Afghanistan: Escalating violence brings increased suffering to war-weary Afghans

09 February 2015
Afghanistan: Escalating violence brings increased suffering to war-weary Afghans
A child gazes from a window in Kabul. 2015 has brought no reprieve to civilians suffering the effects of intensifying violence in Afghanistan. REUTERS/Mohammad

Following a volatile year in Afghanistan, 2015 has brought no reprieve to civilians suffering the effects of intensifying armed conflict. Countless hardships, including large-scale indiscriminate attacks and increasing difficulties reaching health care, are among the grim realities facing the war-weary population. With no end in sight to the violence, there are fears conditions could get even worse this year.

"Persistent and fierce fighting, including serious violations of the rules of war, continue to have a deplorable impact on the Afghan population," said Jean-Nicolas Marti, the International Committee of the Red Cross (ICRC) head of delegation in Afghanistan. "For the victims of the conflict, the situation might deteriorate even further as the funding of humanitarian aid dwindles in the country."

The increase in violence over the past 12 months, apparent to the ICRC's staff on the ground, has resulted in rising humanitarian needs.

Last year, the ICRC witnessed a 37% increase in its transport of wounded combatants from the battlefield to health centres, while it more than doubled its recovery of mortal remains of combatants.

In the organization's physical rehabilitation centres across the country, the severity of wounds maiming patients remained deeply concerning, with cases of double or even triple amputees.

Alarmingly, with the rise in violence, the civilian population last year faced increasing difficulties reaching health care. Throughout the network of clinics run by the Afghan Red Crescent Society and supported by the ICRC, there was an 18% decline in the number of patients accessing medical services, due to their inability to reach health facilities amid the deteriorating security situation in some parts of the country.

"Access to health care has been seriously compromised this past year, which is of grave concern to us," said Mr Marti.

The past 12 months were also marked by large-scale and devastating attacks on the civilian population. In particular, the ICRC witnessed a continuing trend of fighting parties failing to distinguish between civilians and combatants.

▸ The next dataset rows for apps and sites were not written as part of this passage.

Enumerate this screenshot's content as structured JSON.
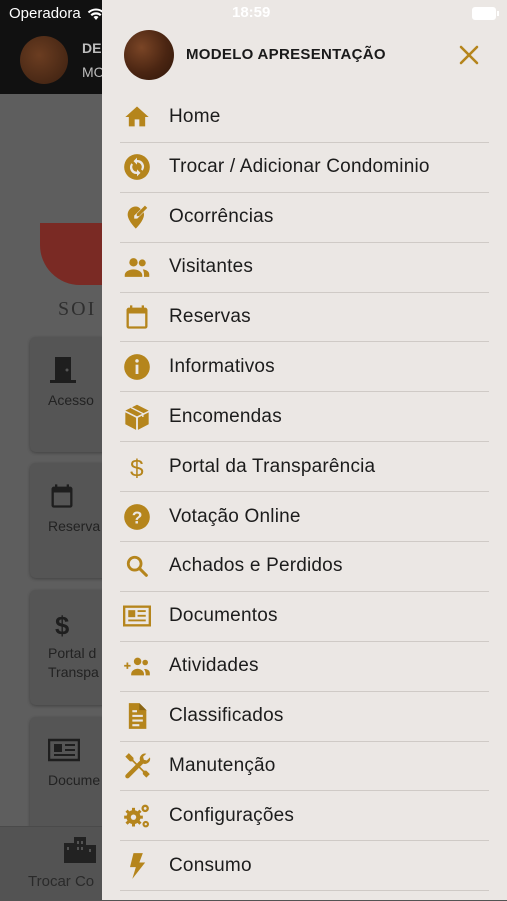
{
  "status_bar": {
    "carrier": "Operadora",
    "time": "18:59"
  },
  "background": {
    "header_line1": "DE",
    "header_line2": "MO",
    "logo_text": "SOI",
    "cards": [
      {
        "label": "Acesso",
        "icon": "door-icon"
      },
      {
        "label": "Reserva",
        "icon": "calendar-icon"
      },
      {
        "label": "Portal d\nTranspa",
        "icon": "dollar-icon"
      },
      {
        "label": "Docume",
        "icon": "newspaper-icon"
      }
    ],
    "tab_label": "Trocar Co"
  },
  "drawer": {
    "title": "MODELO APRESENTAÇÃO",
    "accent_color": "#b5851c",
    "items": [
      {
        "label": "Home",
        "icon": "home-icon"
      },
      {
        "label": "Trocar / Adicionar Condominio",
        "icon": "sync-icon"
      },
      {
        "label": "Ocorrências",
        "icon": "location-edit-icon"
      },
      {
        "label": "Visitantes",
        "icon": "people-icon"
      },
      {
        "label": "Reservas",
        "icon": "calendar-icon"
      },
      {
        "label": "Informativos",
        "icon": "info-icon"
      },
      {
        "label": "Encomendas",
        "icon": "package-icon"
      },
      {
        "label": "Portal da Transparência",
        "icon": "dollar-icon"
      },
      {
        "label": "Votação Online",
        "icon": "help-icon"
      },
      {
        "label": "Achados e Perdidos",
        "icon": "search-icon"
      },
      {
        "label": "Documentos",
        "icon": "newspaper-icon"
      },
      {
        "label": "Atividades",
        "icon": "group-add-icon"
      },
      {
        "label": "Classificados",
        "icon": "document-icon"
      },
      {
        "label": "Manutenção",
        "icon": "tools-icon"
      },
      {
        "label": "Configurações",
        "icon": "gears-icon"
      },
      {
        "label": "Consumo",
        "icon": "flash-icon"
      }
    ]
  }
}
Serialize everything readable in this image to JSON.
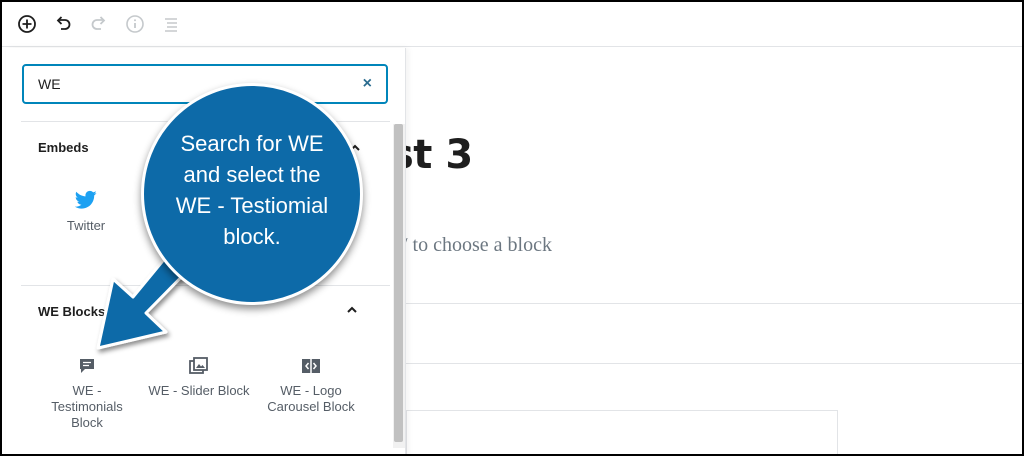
{
  "toolbar": {
    "buttons": [
      {
        "name": "add-block",
        "icon": "plus-circle-icon"
      },
      {
        "name": "undo",
        "icon": "undo-icon"
      },
      {
        "name": "redo",
        "icon": "redo-icon"
      },
      {
        "name": "info",
        "icon": "info-icon"
      },
      {
        "name": "outline",
        "icon": "list-icon"
      }
    ]
  },
  "search": {
    "value": "WE",
    "clear_glyph": "×"
  },
  "sections": {
    "embeds": {
      "title": "Embeds",
      "items": [
        {
          "label": "Twitter",
          "icon": "twitter-icon"
        }
      ]
    },
    "we_blocks": {
      "title": "WE Blocks",
      "items": [
        {
          "label": "WE - Testimonials Block",
          "icon": "comment-icon"
        },
        {
          "label": "WE - Slider Block",
          "icon": "gallery-icon"
        },
        {
          "label": "WE - Logo Carousel Block",
          "icon": "carousel-icon"
        }
      ]
    }
  },
  "editor": {
    "title_fragment": "st 3",
    "placeholder": "/ to choose a block"
  },
  "callout": {
    "text": "Search for WE and select the WE - Testiomial block.",
    "color": "#0d6aa8"
  },
  "colors": {
    "accent": "#0085ba",
    "twitter": "#1da1f2"
  }
}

An internally displaced family ferries water in Jalalabad. Rising humanitarian needs saw the ICRC bolster its emergency assistance to Afghanistan's displaced last year. REUTERS/ Parwiz

"Whether it's due to the use of indiscriminate weapons, or the use of weapons in an indiscriminate way, too many civilians are being caught in the cross-fire," said Mr Marti. "Under international humanitarian law, indiscriminate attacks directed against civilians are absolutely prohibited. Only combatants may be targeted; civilians may never be the object of attack."

In 2014, the ICRC also bolstered its emergency assistance to people displaced by the conflict. The organization's provision of food and other household items to Afghanistan's displaced grew by 40% over the past 12 months.

"While the volatile situation on the ground continues to present challenges to the safe delivery of assistance, we remain committed to responding to the humanitarian needs in Afghanistan, as we have done for the past three decades," said Mr Marti.

Afghanistan represents the ICRC's third largest operation in terms of expenditure this year, with a budget of 80 million Swiss francs.

More information on the ICRC's activities in Afghanistan during 2014.

For more information
Marek Resich, ICRC Kabul, tel: +93 729 140 510
Zarlasht Sarmast, ICRC Kabul, tel: +93 794 618 908
Anastasia Isyuk, ICRC Geneva, tel: +41 22 730 30 23 or +41 79 251 93 02